The Great Saying appears in all the true religions
“Allah is nearer to you than your neck-vein.”
“All beings are from the very beginning Buddhas.”
“Ye are Gods.” (This is the Psalm text to which holy Christ appealed when He uttered his own Great Saying, “I and the Father are one”.)
“The Kingdom of Heaven is within you.”
Still, it is rather easy to accept them without considering them as practical truths.
One of the great Zen masters relates that when he was a child he was brought up in a temple. So he learnt many of the Sutras by heart, and in due course he became a monk. Then he entered upon his training. He used to meditate at the prescribed times on phrases like “All beings are from the very beginning Buddhas.” He says he knew it was true, and that he knew he knew it. So there was not really very much more to be done.

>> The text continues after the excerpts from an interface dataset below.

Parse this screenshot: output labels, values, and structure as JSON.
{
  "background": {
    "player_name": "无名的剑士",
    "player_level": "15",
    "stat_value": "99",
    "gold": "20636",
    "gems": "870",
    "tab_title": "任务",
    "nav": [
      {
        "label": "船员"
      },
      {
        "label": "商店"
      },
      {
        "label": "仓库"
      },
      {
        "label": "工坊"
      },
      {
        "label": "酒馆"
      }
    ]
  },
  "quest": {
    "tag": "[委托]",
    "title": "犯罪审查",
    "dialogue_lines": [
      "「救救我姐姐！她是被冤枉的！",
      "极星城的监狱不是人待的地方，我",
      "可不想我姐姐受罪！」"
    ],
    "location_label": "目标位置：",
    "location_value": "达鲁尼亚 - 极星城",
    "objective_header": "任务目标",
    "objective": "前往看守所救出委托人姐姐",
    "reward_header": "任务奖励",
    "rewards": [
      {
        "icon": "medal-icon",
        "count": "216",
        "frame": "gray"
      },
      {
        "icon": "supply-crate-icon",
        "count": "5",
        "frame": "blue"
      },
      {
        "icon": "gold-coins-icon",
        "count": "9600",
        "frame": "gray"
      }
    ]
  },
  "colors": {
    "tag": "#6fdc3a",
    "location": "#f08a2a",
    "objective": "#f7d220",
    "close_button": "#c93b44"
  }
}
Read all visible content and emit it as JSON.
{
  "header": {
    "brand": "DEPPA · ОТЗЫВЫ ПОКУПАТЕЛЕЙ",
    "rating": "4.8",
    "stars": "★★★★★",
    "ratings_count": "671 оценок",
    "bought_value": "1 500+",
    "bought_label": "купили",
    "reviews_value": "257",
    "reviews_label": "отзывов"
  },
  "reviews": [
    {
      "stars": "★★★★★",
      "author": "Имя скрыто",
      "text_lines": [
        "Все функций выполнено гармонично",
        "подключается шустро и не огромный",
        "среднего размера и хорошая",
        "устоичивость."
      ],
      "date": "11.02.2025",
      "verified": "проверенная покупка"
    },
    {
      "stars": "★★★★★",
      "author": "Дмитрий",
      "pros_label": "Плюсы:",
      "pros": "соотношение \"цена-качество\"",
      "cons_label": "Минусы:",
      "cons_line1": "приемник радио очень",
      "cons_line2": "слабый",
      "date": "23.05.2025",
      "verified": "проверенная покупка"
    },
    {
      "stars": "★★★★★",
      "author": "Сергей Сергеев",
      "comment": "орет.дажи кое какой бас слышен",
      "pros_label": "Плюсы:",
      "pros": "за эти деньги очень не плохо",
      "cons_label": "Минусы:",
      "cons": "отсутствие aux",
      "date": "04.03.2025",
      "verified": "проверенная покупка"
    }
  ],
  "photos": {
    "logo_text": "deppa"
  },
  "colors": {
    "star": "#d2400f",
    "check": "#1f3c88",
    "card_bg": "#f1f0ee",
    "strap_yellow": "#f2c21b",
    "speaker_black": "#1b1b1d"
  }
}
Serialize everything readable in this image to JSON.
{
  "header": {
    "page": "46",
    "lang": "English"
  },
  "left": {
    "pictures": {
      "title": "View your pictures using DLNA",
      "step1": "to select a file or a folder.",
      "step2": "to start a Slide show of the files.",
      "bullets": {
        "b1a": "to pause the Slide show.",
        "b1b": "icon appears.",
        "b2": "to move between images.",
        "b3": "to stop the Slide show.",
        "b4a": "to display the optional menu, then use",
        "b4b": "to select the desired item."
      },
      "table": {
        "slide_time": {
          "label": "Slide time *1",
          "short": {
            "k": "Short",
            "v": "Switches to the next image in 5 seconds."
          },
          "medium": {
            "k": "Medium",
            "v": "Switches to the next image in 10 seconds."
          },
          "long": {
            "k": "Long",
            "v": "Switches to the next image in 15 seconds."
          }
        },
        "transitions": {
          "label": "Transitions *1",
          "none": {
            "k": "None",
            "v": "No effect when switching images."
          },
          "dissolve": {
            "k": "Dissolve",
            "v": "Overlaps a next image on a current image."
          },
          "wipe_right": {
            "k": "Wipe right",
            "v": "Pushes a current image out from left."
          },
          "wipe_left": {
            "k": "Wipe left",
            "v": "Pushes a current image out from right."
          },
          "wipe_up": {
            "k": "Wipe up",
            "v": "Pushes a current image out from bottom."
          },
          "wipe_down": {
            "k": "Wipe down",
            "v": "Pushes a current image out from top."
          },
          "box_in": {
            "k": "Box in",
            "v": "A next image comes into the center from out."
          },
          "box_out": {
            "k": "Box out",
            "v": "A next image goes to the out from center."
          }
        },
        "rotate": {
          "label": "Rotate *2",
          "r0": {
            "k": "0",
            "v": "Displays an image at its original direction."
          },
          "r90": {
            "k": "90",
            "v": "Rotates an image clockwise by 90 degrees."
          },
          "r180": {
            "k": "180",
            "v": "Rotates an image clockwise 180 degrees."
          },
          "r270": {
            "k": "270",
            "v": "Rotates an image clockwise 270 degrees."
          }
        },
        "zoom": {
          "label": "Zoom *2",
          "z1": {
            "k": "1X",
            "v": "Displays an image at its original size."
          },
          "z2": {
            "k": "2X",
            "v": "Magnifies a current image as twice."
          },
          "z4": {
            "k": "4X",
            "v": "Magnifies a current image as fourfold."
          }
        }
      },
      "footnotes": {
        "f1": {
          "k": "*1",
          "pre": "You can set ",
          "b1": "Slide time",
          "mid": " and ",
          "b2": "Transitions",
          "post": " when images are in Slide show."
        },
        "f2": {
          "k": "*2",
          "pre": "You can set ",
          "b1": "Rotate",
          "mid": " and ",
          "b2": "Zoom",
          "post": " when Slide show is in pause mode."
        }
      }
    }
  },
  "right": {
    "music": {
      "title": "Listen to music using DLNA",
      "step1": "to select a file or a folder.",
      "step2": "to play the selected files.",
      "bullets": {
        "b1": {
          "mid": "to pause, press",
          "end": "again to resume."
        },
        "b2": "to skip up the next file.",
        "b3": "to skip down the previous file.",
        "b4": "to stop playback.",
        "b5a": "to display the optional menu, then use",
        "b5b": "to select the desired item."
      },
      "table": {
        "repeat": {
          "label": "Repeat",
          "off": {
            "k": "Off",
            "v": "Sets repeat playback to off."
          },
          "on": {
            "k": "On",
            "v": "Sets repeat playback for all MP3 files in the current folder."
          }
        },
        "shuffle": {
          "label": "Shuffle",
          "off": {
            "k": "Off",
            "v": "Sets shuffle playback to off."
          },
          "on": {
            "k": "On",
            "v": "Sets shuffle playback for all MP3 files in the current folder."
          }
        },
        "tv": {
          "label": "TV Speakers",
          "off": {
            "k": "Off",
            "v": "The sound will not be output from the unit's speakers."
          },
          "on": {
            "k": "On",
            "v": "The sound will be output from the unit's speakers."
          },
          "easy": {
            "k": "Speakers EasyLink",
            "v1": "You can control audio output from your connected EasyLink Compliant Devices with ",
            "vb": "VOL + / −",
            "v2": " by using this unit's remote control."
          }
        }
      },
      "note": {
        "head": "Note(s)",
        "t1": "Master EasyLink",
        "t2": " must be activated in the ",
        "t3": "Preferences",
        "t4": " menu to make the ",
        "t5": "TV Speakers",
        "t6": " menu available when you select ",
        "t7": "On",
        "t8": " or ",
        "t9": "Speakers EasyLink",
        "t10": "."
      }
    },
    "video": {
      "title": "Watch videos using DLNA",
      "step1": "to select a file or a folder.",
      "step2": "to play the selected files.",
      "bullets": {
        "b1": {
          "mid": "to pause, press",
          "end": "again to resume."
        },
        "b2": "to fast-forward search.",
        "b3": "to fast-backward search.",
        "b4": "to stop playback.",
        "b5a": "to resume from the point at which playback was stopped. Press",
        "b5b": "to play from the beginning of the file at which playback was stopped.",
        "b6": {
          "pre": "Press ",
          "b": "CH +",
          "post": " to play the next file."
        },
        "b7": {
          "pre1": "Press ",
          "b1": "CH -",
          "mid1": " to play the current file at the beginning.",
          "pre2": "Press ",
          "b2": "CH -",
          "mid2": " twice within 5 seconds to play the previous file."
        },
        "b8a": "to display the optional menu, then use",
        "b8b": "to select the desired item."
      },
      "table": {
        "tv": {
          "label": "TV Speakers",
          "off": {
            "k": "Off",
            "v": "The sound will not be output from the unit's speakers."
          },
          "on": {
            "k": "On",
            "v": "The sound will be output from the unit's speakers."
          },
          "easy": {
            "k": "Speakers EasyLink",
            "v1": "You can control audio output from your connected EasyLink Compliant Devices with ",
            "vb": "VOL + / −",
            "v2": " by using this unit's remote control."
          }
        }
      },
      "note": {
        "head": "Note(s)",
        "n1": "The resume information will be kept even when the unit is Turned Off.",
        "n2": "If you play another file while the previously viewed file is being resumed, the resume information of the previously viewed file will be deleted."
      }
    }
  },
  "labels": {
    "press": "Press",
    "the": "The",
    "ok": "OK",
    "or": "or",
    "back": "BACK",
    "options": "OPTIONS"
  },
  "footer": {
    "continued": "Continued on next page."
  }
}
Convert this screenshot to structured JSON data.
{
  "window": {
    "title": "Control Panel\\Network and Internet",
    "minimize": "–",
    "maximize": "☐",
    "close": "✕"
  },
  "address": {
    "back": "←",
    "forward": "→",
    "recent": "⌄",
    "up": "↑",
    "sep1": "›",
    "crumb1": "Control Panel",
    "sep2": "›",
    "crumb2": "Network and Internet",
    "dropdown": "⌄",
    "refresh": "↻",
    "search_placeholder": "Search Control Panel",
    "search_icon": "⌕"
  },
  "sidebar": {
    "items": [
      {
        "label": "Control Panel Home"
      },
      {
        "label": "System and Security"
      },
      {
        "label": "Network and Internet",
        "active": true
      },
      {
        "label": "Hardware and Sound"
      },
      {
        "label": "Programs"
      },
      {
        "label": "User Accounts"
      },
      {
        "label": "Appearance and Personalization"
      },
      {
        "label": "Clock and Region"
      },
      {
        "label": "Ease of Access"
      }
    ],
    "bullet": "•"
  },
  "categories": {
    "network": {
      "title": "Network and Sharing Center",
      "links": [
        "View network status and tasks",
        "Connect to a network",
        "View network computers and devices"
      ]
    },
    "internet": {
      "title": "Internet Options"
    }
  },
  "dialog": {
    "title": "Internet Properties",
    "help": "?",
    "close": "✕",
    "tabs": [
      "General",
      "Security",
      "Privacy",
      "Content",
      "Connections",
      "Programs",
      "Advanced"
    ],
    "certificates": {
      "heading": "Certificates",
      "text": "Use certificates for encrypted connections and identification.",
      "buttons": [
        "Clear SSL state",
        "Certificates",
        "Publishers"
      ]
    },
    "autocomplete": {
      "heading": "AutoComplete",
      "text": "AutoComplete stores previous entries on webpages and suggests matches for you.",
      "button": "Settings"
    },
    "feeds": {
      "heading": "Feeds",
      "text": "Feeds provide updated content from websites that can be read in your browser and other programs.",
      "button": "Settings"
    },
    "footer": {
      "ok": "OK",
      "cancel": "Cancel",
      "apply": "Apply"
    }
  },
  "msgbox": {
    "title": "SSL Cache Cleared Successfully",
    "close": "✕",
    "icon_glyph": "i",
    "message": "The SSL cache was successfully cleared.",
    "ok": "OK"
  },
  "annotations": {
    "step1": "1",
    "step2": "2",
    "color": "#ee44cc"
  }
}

However when he began to have interviews with the Master in the course of his training at the special training temple, this complacency was shaken. When the Master said, “What are you?” he would reply happily, “I am Buddha”; but then the Master shook him and said, “Then express your Buddha nature! Speak, speak!”
He repeated, “Well, the Buddha-nature is within me.” To add a little more corroboration, he quoted one of the well known phrases: “My Original Face, before father or mother was born.”
The Master shouted: “Show me that Original Face-quick, quick!”
He discovered quotations would get him nowhere, and tried some of the unusual actions which he had read about, as answers to Zen crises. The teacher was displeased. “Don’t pick up masks-show me your own Original Face.”
He became desperate. One evening he went to the main hall of the temple and sat down to try to arrive at an answer that would satisfy the teacher. He sat on and on into the night. The head monk, a strict man of whom he stood in awe, happened to come into the hall. Meditating with his eyes open, as is the Zen rule, he saw the head monk come across in front of him. To his amazement, the monk prostrated himself, said quietly, “Reverence to the Buddha,” and went away.
First he sat bewildered. Then he felt that there was a Buddha within him. But to his astonishment, the next day the head monk treated him just as before, ordering him around and scolding him when he made a mistake. He thought, “Perhaps it is when I am in meditation periods that the Buddha is manifest.” But at the time of the meditation periods, the head monk beat him (as is their custom) like the rest. Then he wondered whether it was when he was meditating alone outside the prescribed periods. So, late at night he sat alone on a rock in the garden, when the others were asleep. He half hoped the head monk would come and prostrate himself again.
Nothing happened, and he was thinking about going to bed when he received a tremendous buffet on the back.
The head monk had crept up behind him. He caught him by the arm and shouted,
“Speak, speak!” When he hesitated, the monk pushed him away and went back to his own quarters.